(Data extract Opens)

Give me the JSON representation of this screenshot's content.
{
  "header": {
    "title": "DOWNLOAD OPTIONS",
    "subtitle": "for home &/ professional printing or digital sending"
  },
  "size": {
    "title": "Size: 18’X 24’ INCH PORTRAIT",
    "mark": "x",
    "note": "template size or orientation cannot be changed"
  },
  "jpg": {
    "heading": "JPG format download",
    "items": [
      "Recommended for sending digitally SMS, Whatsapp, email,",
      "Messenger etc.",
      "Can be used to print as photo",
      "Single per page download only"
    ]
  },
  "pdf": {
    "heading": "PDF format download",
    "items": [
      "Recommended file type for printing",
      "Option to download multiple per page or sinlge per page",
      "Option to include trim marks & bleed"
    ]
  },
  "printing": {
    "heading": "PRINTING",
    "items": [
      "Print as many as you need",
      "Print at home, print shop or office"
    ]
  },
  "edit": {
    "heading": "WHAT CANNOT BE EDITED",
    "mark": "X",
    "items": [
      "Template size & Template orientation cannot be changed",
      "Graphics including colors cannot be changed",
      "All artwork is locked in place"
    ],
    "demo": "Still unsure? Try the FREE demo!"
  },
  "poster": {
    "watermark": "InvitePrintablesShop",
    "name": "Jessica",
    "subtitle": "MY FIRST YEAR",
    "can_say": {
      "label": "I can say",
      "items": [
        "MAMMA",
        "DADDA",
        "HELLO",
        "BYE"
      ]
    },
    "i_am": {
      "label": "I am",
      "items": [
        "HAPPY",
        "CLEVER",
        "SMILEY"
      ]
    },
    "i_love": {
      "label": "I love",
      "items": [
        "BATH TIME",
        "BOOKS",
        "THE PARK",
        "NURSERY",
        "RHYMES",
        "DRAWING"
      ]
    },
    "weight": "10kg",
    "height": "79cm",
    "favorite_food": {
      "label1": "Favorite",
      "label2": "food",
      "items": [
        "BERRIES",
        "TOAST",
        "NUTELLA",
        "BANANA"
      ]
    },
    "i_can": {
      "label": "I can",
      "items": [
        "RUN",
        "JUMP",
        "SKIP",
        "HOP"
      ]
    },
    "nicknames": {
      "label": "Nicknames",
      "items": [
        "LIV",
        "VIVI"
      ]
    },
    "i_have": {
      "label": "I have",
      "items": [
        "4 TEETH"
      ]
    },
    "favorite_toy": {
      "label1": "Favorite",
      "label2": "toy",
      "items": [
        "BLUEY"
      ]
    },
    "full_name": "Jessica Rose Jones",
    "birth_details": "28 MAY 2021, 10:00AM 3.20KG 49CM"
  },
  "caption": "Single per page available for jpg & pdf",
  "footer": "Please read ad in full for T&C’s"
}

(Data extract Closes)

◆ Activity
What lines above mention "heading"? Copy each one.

◆ Task response
    "heading": "JPG format download",
    "heading": "PDF format download",
    "heading": "PRINTING",
    "heading": "WHAT CANNOT BE EDITED",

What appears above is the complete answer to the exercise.